The US financial watchdog has told German financial services behemoth Allianz to pay $6bn (£4.8bn) after charging three of its senior executives with fraud in relation to the $11bn collapse of the firm’s Structured Alpha funds.
Allianz agreed to pay $1bn to the US Securities and Exchanges Commission (SEC) and a further $5bn to investors, after the funds racked up massive losses of more than $5bn in the early days of the pandemic.
The SEC said Allianz concealed the “immense” risks of its complex options strategy, as it accused three former senior executives of running a “massive fraudulent scheme” that saw 114 institutional investors – including pension funds for teachers, priests, and bus drivers – lose billions.
In a complaint filed to a New York court, the US watchdog accused lead portfolio manager Gregoire P. Tournant of orchestrating a multi-year scheme to mislead a consortium of investors, who invest $11bn in the funds and paid $550m in fees to do so.
The watchdog also said Tournant and two other Allianz executives, Trevor Taylor and Stephen Bond-Nelson, manipulated financial reports to conceal the magnitude of investors risk.
The SEC noted that in one risk report, outlining a market crash scenario, the ex-Allianz portfolio managers altered a figure by changing it from -42.1505489755747 per cent to -4.1505489755747 per cent.
In another case, the three men “smoothed” out the performance data, by halving losses suffered from -18.2607085709004% to -9.2607085709004%.
Following the collapse of the funds, the portfolio managers continued “their pattern of deceit” by lying to the SEC in a bid to conceal their actions, SEC director Gurbir Grewal said.
“This case once again demonstrates that even the most sophisticated institutional investors, like pension funds, can become victims of wrongdoing.”
The SEC said that as a result of its admissions, Allianz’s asset management subsidiary Allianz GI will face an automatic 10-year ban from providing advisory services to US registered investment funds.

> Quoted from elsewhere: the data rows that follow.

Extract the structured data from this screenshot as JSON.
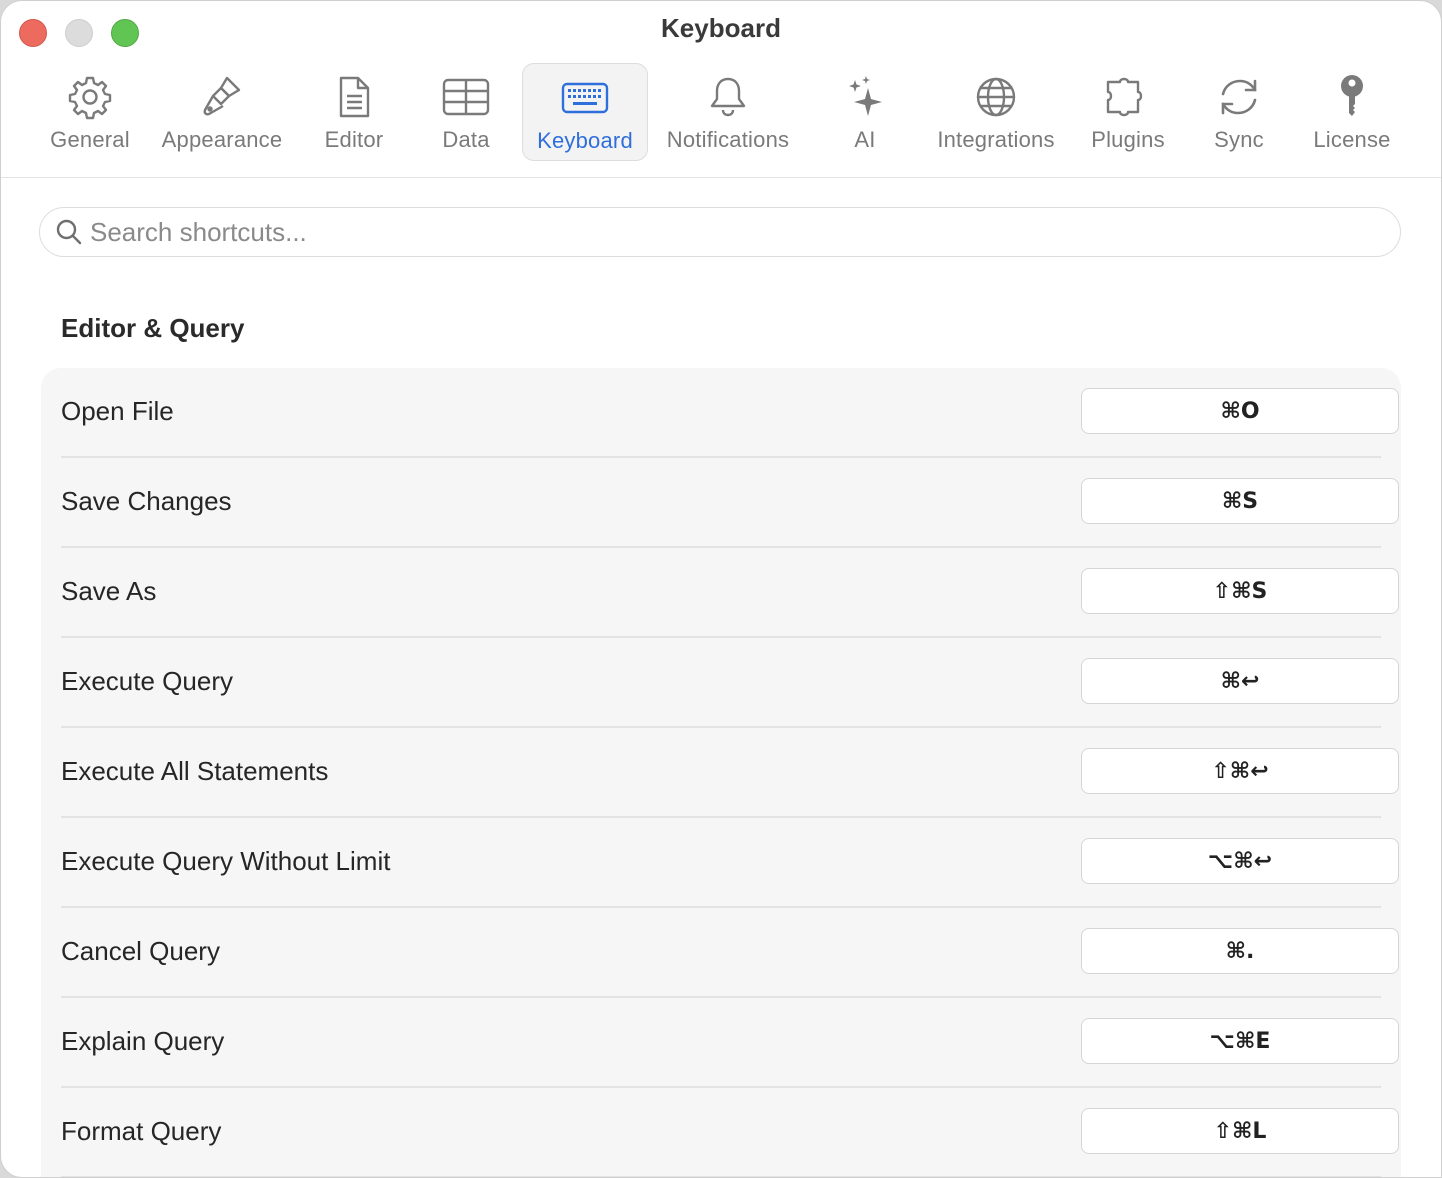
{
  "window": {
    "title": "Keyboard"
  },
  "tabs": [
    {
      "label": "General",
      "icon": "gear-icon"
    },
    {
      "label": "Appearance",
      "icon": "paintbrush-icon"
    },
    {
      "label": "Editor",
      "icon": "document-icon"
    },
    {
      "label": "Data",
      "icon": "table-icon"
    },
    {
      "label": "Keyboard",
      "icon": "keyboard-icon",
      "active": true
    },
    {
      "label": "Notifications",
      "icon": "bell-icon"
    },
    {
      "label": "AI",
      "icon": "sparkles-icon"
    },
    {
      "label": "Integrations",
      "icon": "globe-icon"
    },
    {
      "label": "Plugins",
      "icon": "puzzle-icon"
    },
    {
      "label": "Sync",
      "icon": "sync-icon"
    },
    {
      "label": "License",
      "icon": "key-icon"
    }
  ],
  "search": {
    "placeholder": "Search shortcuts..."
  },
  "section": {
    "title": "Editor & Query"
  },
  "shortcuts": [
    {
      "name": "Open File",
      "keys": "⌘O"
    },
    {
      "name": "Save Changes",
      "keys": "⌘S"
    },
    {
      "name": "Save As",
      "keys": "⇧⌘S"
    },
    {
      "name": "Execute Query",
      "keys": "⌘↩"
    },
    {
      "name": "Execute All Statements",
      "keys": "⇧⌘↩"
    },
    {
      "name": "Execute Query Without Limit",
      "keys": "⌥⌘↩"
    },
    {
      "name": "Cancel Query",
      "keys": "⌘."
    },
    {
      "name": "Explain Query",
      "keys": "⌥⌘E"
    },
    {
      "name": "Format Query",
      "keys": "⇧⌘L"
    }
  ],
  "colors": {
    "accent": "#2f6fdc",
    "tab_text": "#7a7a7a",
    "card_bg": "#f6f6f6"
  }
}
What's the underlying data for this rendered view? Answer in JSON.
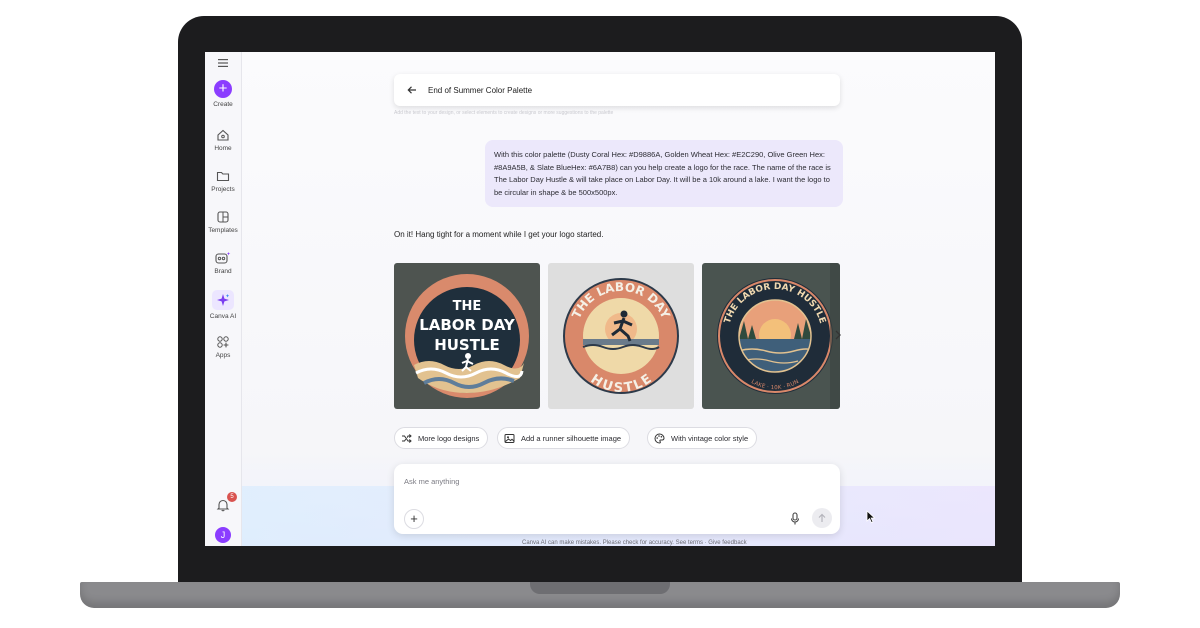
{
  "sidebar": {
    "items": [
      {
        "label": "Create",
        "icon": "plus-icon"
      },
      {
        "label": "Home",
        "icon": "home-icon"
      },
      {
        "label": "Projects",
        "icon": "folder-icon"
      },
      {
        "label": "Templates",
        "icon": "templates-icon"
      },
      {
        "label": "Brand",
        "icon": "brand-icon"
      },
      {
        "label": "Canva AI",
        "icon": "sparkle-icon"
      },
      {
        "label": "Apps",
        "icon": "apps-icon"
      }
    ],
    "notification_count": "5",
    "avatar_initial": "J"
  },
  "chat": {
    "title": "End of Summer Color Palette",
    "faded_text": "Add the text to your design, or select elements to create designs or more suggestions to the palette",
    "user_message": "With this color palette (Dusty Coral Hex: #D9886A, Golden Wheat Hex: #E2C290, Olive Green Hex: #8A9A5B, & Slate BlueHex: #6A7B8) can you help create a logo for the race. The name of the race is The Labor Day Hustle & will take place on Labor Day. It will be a 10k around a lake. I want the logo to be circular in shape & be 500x500px.",
    "assistant_message": "On it! Hang tight for a moment while I get your logo started.",
    "logos": [
      {
        "line1": "THE",
        "line2": "LABOR DAY",
        "line3": "HUSTLE"
      },
      {
        "arc_top": "THE LABOR DAY",
        "arc_bottom": "HUSTLE"
      },
      {
        "arc_top": "THE LABOR DAY HUSTLE",
        "arc_bottom": "LAKE · 10K · RUN"
      }
    ],
    "suggestions": [
      {
        "label": "More logo designs",
        "icon": "shuffle-icon"
      },
      {
        "label": "Add a runner silhouette image",
        "icon": "image-icon"
      },
      {
        "label": "With vintage color style",
        "icon": "palette-icon"
      }
    ],
    "composer_placeholder": "Ask me anything",
    "disclaimer": "Canva AI can make mistakes. Please check for accuracy. See terms · Give feedback"
  },
  "colors": {
    "accent": "#8b3dff",
    "coral": "#D9886A",
    "wheat": "#E2C290",
    "olive": "#8A9A5B",
    "slate": "#6A7B8B"
  }
}
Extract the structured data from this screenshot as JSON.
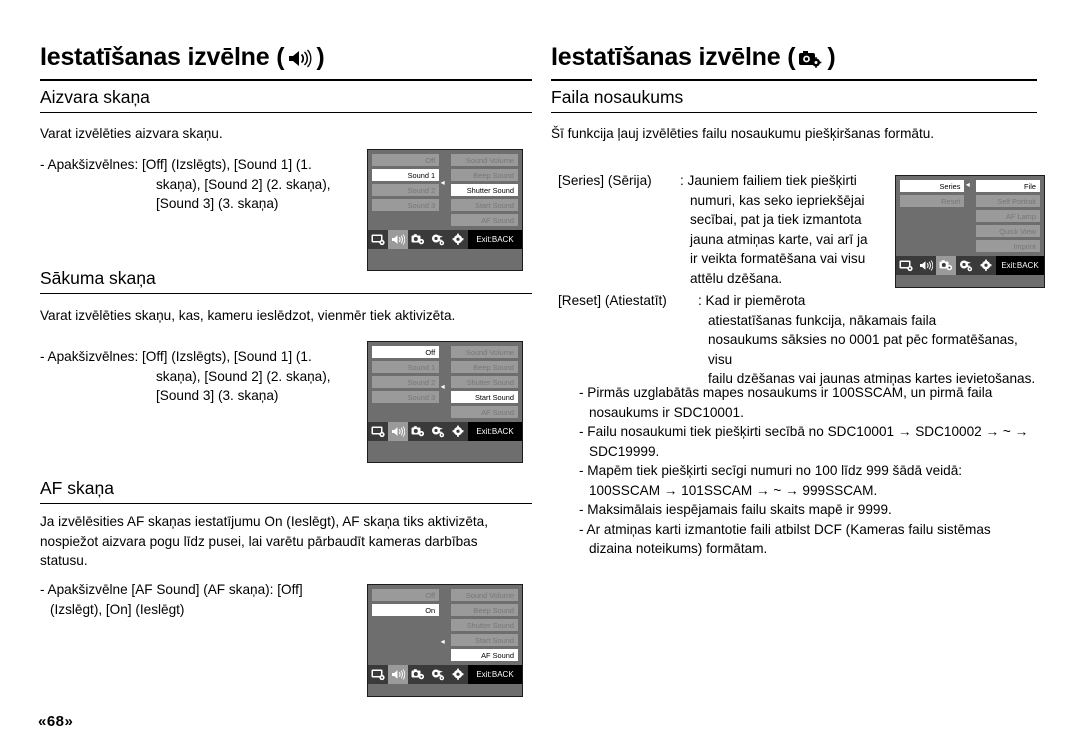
{
  "page_number": "«68»",
  "left_column": {
    "chapter_title_pre": "Iestatīšanas izvēlne (",
    "chapter_title_post": ")",
    "chapter_icon": "speaker-icon",
    "sections": [
      {
        "heading": "Aizvara skaņa",
        "intro": "Varat izvēlēties aizvara skaņu.",
        "bullet_lead": "- Apakšizvēlnes: [Off] (Izslēgts), [Sound 1] (1.",
        "bullet_l2": "skaņa), [Sound 2] (2. skaņa),",
        "bullet_l3": "[Sound 3] (3. skaņa)"
      },
      {
        "heading": "Sākuma skaņa",
        "intro": "Varat izvēlēties skaņu, kas, kameru ieslēdzot, vienmēr tiek aktivizēta.",
        "bullet_lead": "- Apakšizvēlnes: [Off] (Izslēgts), [Sound 1] (1.",
        "bullet_l2": "skaņa), [Sound 2] (2. skaņa),",
        "bullet_l3": "[Sound 3] (3. skaņa)"
      },
      {
        "heading": "AF skaņa",
        "intro_l1": "Ja izvēlēsities AF skaņas iestatījumu On (Ieslēgt), AF skaņa tiks aktivizēta,",
        "intro_l2": "nospiežot aizvara pogu līdz pusei, lai varētu pārbaudīt kameras darbības",
        "intro_l3": "statusu.",
        "bullet_lead": "- Apakšizvēlne [AF Sound] (AF skaņa): [Off]",
        "bullet_l2": "(Izslēgt), [On] (Ieslēgt)"
      }
    ]
  },
  "right_column": {
    "chapter_title_pre": "Iestatīšanas izvēlne (",
    "chapter_title_post": ")",
    "chapter_icon": "camera-setup-icon",
    "heading": "Faila nosaukums",
    "intro": "Šī funkcija ļauj izvēlēties failu nosaukumu piešķiršanas formātu.",
    "definitions": [
      {
        "term": "[Series] (Sērija)",
        "lines": [
          ": Jauniem failiem tiek piešķirti",
          "numuri, kas seko iepriekšējai",
          "secībai, pat ja tiek izmantota",
          "jauna atmiņas karte, vai arī ja",
          "ir veikta formatēšana vai visu",
          "attēlu dzēšana."
        ]
      },
      {
        "term": "[Reset] (Atiestatīt)",
        "lines": [
          ": Kad ir piemērota",
          "atiestatīšanas funkcija, nākamais faila",
          "nosaukums sāksies no 0001 pat pēc formatēšanas, visu",
          "failu dzēšanas vai jaunas atmiņas kartes ievietošanas."
        ]
      }
    ],
    "bullets": [
      [
        "- Pirmās uzglabātās mapes nosaukums ir 100SSCAM, un pirmā faila",
        "nosaukums ir SDC10001."
      ],
      [
        "- Failu nosaukumi tiek piešķirti secībā no SDC10001 → SDC10002 → ~ →",
        "SDC19999."
      ],
      [
        "- Mapēm tiek piešķirti secīgi numuri no 100 līdz 999 šādā veidā:",
        "100SSCAM → 101SSCAM → ~ → 999SSCAM."
      ],
      [
        "- Maksimālais iespējamais failu skaits mapē ir 9999."
      ],
      [
        "- Ar atmiņas karti izmantotie faili atbilst DCF (Kameras failu sistēmas",
        "dizaina noteikums) formātam."
      ]
    ]
  },
  "lcd_screens": {
    "shutter_sound": {
      "name": "shutter-sound-screen",
      "left_items": [
        {
          "label": "Off",
          "selected": false
        },
        {
          "label": "Sound 1",
          "selected": true
        },
        {
          "label": "Sound 2",
          "selected": false
        },
        {
          "label": "Sound 3",
          "selected": false
        },
        {
          "label": "",
          "selected": false,
          "blank": true
        }
      ],
      "right_items": [
        {
          "label": "Sound Volume",
          "selected": false
        },
        {
          "label": "Beep Sound",
          "selected": false
        },
        {
          "label": "Shutter Sound",
          "selected": true
        },
        {
          "label": "Start Sound",
          "selected": false
        },
        {
          "label": "AF Sound",
          "selected": false
        }
      ],
      "arrow_row": 3,
      "exit_label": "Exit:BACK",
      "active_tab": 1
    },
    "start_sound": {
      "name": "start-sound-screen",
      "left_items": [
        {
          "label": "Off",
          "selected": true
        },
        {
          "label": "Sound 1",
          "selected": false
        },
        {
          "label": "Sound 2",
          "selected": false
        },
        {
          "label": "Sound 3",
          "selected": false
        },
        {
          "label": "",
          "selected": false,
          "blank": true
        }
      ],
      "right_items": [
        {
          "label": "Sound Volume",
          "selected": false
        },
        {
          "label": "Beep Sound",
          "selected": false
        },
        {
          "label": "Shutter Sound",
          "selected": false
        },
        {
          "label": "Start Sound",
          "selected": true
        },
        {
          "label": "AF Sound",
          "selected": false
        }
      ],
      "arrow_row": 4,
      "exit_label": "Exit:BACK",
      "active_tab": 1
    },
    "af_sound": {
      "name": "af-sound-screen",
      "left_items": [
        {
          "label": "Off",
          "selected": false
        },
        {
          "label": "On",
          "selected": true
        },
        {
          "label": "",
          "selected": false,
          "blank": true
        },
        {
          "label": "",
          "selected": false,
          "blank": true
        },
        {
          "label": "",
          "selected": false,
          "blank": true
        }
      ],
      "right_items": [
        {
          "label": "Sound Volume",
          "selected": false
        },
        {
          "label": "Beep Sound",
          "selected": false
        },
        {
          "label": "Shutter Sound",
          "selected": false
        },
        {
          "label": "Start Sound",
          "selected": false
        },
        {
          "label": "AF Sound",
          "selected": true
        }
      ],
      "arrow_row": 5,
      "exit_label": "Exit:BACK",
      "active_tab": 1
    },
    "file_name": {
      "name": "file-name-screen",
      "left_items": [
        {
          "label": "Series",
          "selected": true
        },
        {
          "label": "Reset",
          "selected": false
        },
        {
          "label": "",
          "selected": false,
          "blank": true
        },
        {
          "label": "",
          "selected": false,
          "blank": true
        },
        {
          "label": "",
          "selected": false,
          "blank": true
        }
      ],
      "right_items": [
        {
          "label": "File",
          "selected": true
        },
        {
          "label": "Self Portrait",
          "selected": false
        },
        {
          "label": "AF Lamp",
          "selected": false
        },
        {
          "label": "Quick View",
          "selected": false
        },
        {
          "label": "Imprint",
          "selected": false
        }
      ],
      "arrow_row": 1,
      "exit_label": "Exit:BACK",
      "active_tab": 2
    }
  },
  "icon_bar": {
    "icons": [
      "display-setup-icon",
      "speaker-icon",
      "camera-setup-icon",
      "palette-icon",
      "gear-icon"
    ]
  },
  "colors": {
    "lcd_background": "#6e6e6e",
    "lcd_item": "#9a9a9a",
    "lcd_item_text": "#777777",
    "lcd_selected": "#ffffff",
    "lcd_bar": "#3a3a3a",
    "exit_bar": "#000000"
  }
}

The fines come after Allianz set aside an extra €1.9bn (£1.6bn) last week, in addition to the €3.7bn it set aside in February, to cover the cost of lawsuits arising from the collapse of its Structured Alpha funds.